▶ [Required action]:
Filter the records below, keeping only lines with the string "image".

Component data from apps and pages:
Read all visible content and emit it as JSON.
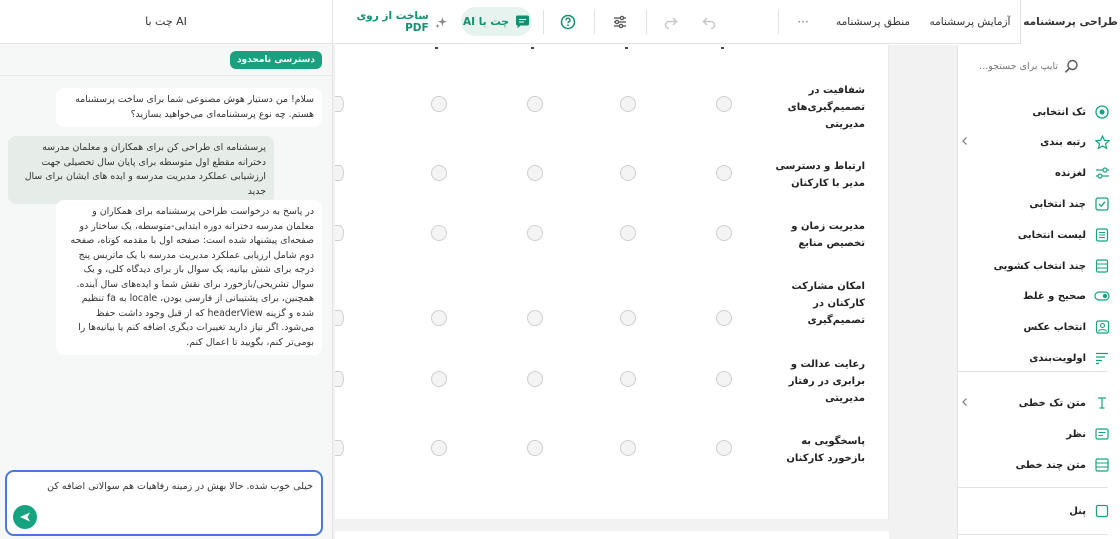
{
  "chat": {
    "title": "چت با AI",
    "badge": "دسترسی نامحدود",
    "messages": [
      {
        "role": "ai",
        "text": "سلام! من دستیار هوش مصنوعی شما برای ساخت پرسشنامه هستم. چه نوع پرسشنامه‌ای می‌خواهید بسازید؟"
      },
      {
        "role": "user",
        "text": "پرسشنامه ای طراحی کن برای همکاران و معلمان مدرسه دخترانه مقطع اول متوسطه برای پایان سال تحصیلی جهت ارزشیابی عملکرد مدیریت مدرسه و ایده های ایشان برای سال جدید"
      },
      {
        "role": "ai",
        "text": "در پاسخ به درخواست طراحی پرسشنامه برای همکاران و معلمان مدرسه دخترانه دوره ابتدایی-متوسطه، یک ساختار دو صفحه‌ای پیشنهاد شده است: صفحه اول با مقدمه کوتاه، صفحه دوم شامل ارزیابی عملکرد مدیریت مدرسه با یک ماتریس پنج درجه برای شش بیانیه، یک سوال باز برای دیدگاه کلی، و یک سوال تشریحی/بازخورد برای نقش شما و ایده‌های سال آینده. همچنین، برای پشتیبانی از فارسی بودن، locale به fa تنظیم شده و گزینه headerView که از قبل وجود داشت حفظ می‌شود. اگر نیاز دارید تغییرات دیگری اضافه کنم یا بیانیه‌ها را بومی‌تر کنم، بگویید تا اعمال کنم."
      }
    ],
    "input_value": "خیلی خوب شده. حالا بهش در زمینه رفاهیات هم سوالاتی اضافه کن"
  },
  "toolbar": {
    "tab_design": "طراحی پرسشنامه",
    "tab_test": "آزمایش پرسشنامه",
    "tab_logic": "منطق پرسشنامه",
    "more": "···",
    "ai_chat": "چت با AI",
    "pdf_build": "ساخت از روی PDF"
  },
  "matrix": {
    "rows": [
      "شفافیت در تصمیم‌گیری‌های مدیریتی",
      "ارتباط و دسترسی مدیر با کارکنان",
      "مدیریت زمان و تخصیص منابع",
      "امکان مشارکت کارکنان در تصمیم‌گیری",
      "رعایت عدالت و برابری در رفتار مدیریتی",
      "پاسخگویی به بازخورد کارکنان"
    ],
    "columns": 6
  },
  "sidebar": {
    "search_placeholder": "تایپ برای جستجو...",
    "items": [
      {
        "label": "تک انتخابی",
        "icon": "radio-icon"
      },
      {
        "label": "رتبه بندی",
        "icon": "star-icon",
        "chevron": true
      },
      {
        "label": "لغزنده",
        "icon": "slider-icon"
      },
      {
        "label": "چند انتخابی",
        "icon": "checkbox-icon"
      },
      {
        "label": "لیست انتخابی",
        "icon": "list-icon"
      },
      {
        "label": "چند انتخاب کشویی",
        "icon": "dropdown-list-icon"
      },
      {
        "label": "صحیح و غلط",
        "icon": "toggle-icon"
      },
      {
        "label": "انتخاب عکس",
        "icon": "image-icon"
      },
      {
        "label": "اولویت‌بندی",
        "icon": "ranking-icon"
      },
      {
        "label": "متن تک خطی",
        "icon": "text-line-icon",
        "chevron": true
      },
      {
        "label": "نظر",
        "icon": "comment-icon"
      },
      {
        "label": "متن چند خطی",
        "icon": "multiline-text-icon"
      },
      {
        "label": "پنل",
        "icon": "panel-icon"
      }
    ]
  },
  "colors": {
    "accent": "#16a37f",
    "input_border": "#4a79d8"
  }
}
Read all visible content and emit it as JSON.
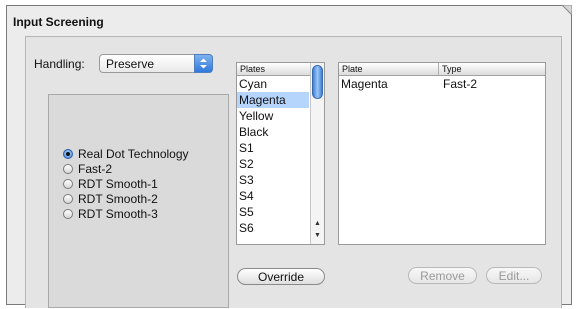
{
  "panel": {
    "title": "Input Screening"
  },
  "handling": {
    "label": "Handling:",
    "value": "Preserve"
  },
  "radio_options": [
    {
      "label": "Real Dot Technology",
      "selected": true
    },
    {
      "label": "Fast-2",
      "selected": false
    },
    {
      "label": "RDT Smooth-1",
      "selected": false
    },
    {
      "label": "RDT Smooth-2",
      "selected": false
    },
    {
      "label": "RDT Smooth-3",
      "selected": false
    }
  ],
  "plates_list": {
    "header": "Plates",
    "items": [
      "Cyan",
      "Magenta",
      "Yellow",
      "Black",
      "S1",
      "S2",
      "S3",
      "S4",
      "S5",
      "S6"
    ],
    "selected": "Magenta"
  },
  "assignments": {
    "headers": {
      "plate": "Plate",
      "type": "Type"
    },
    "rows": [
      {
        "plate": "Magenta",
        "type": "Fast-2"
      }
    ]
  },
  "buttons": {
    "override": "Override",
    "remove": "Remove",
    "edit": "Edit..."
  },
  "colors": {
    "selection": "#b5d5fd",
    "accent": "#2f78db"
  }
}
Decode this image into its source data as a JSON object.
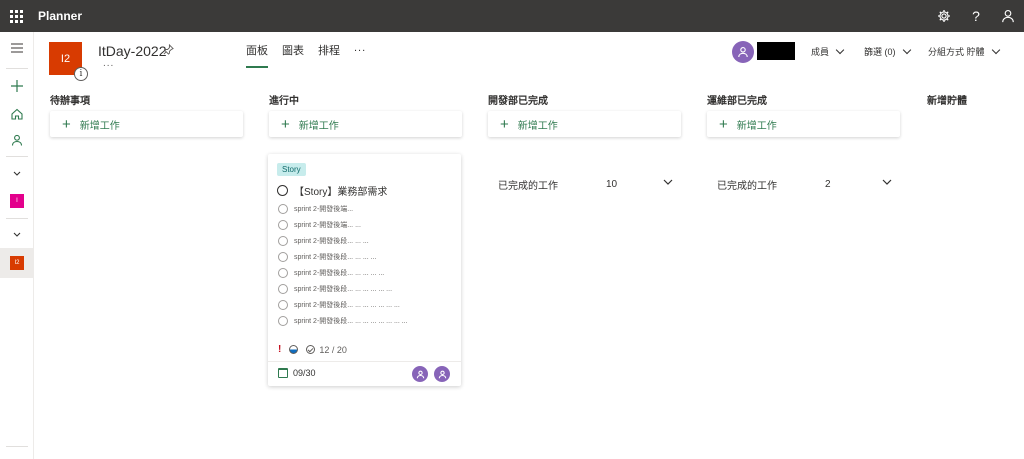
{
  "app": {
    "title": "Planner"
  },
  "plan": {
    "logo_text": "I2",
    "title": "ItDay-2022",
    "more": "...",
    "info": "i"
  },
  "tabs": [
    {
      "label": "面板",
      "active": true
    },
    {
      "label": "圖表",
      "active": false
    },
    {
      "label": "排程",
      "active": false
    }
  ],
  "tab_more": "...",
  "header": {
    "members_label": "成員",
    "filter_label": "篩選 (0)",
    "group_by_label": "分組方式 貯體"
  },
  "rail": {
    "plan_items": [
      {
        "text": "I",
        "color": "#e3008c"
      },
      {
        "text": "I2",
        "color": "#d83b01"
      }
    ]
  },
  "columns": [
    {
      "title": "待辦事項",
      "add_label": "新增工作"
    },
    {
      "title": "進行中",
      "add_label": "新增工作"
    },
    {
      "title": "開發部已完成",
      "add_label": "新增工作",
      "completed_label": "已完成的工作",
      "completed_count": "10"
    },
    {
      "title": "運維部已完成",
      "add_label": "新增工作",
      "completed_label": "已完成的工作",
      "completed_count": "2"
    },
    {
      "title": "新增貯體"
    }
  ],
  "task": {
    "label": "Story",
    "title": "【Story】業務部需求",
    "checklist": [
      "sprint 2-開發後端...",
      "sprint 2-開發後端... ...",
      "sprint 2-開發後段... ... ...",
      "sprint 2-開發後段... ... ... ...",
      "sprint 2-開發後段... ... ... ... ...",
      "sprint 2-開發後段... ... ... ... ... ...",
      "sprint 2-開發後段... ... ... ... ... ... ...",
      "sprint 2-開發後段... ... ... ... ... ... ... ..."
    ],
    "urgent": "!",
    "checklist_progress": "12 / 20",
    "due": "09/30"
  },
  "colors": {
    "accent": "#2f7a4f",
    "avatar": "#8764b8",
    "plan_logo": "#d83b01",
    "appbar": "#3b3a39"
  }
}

▶ [Answer to this exercise]:
        "icon": "image-icon"
Decode this image into its source data as a JSON object.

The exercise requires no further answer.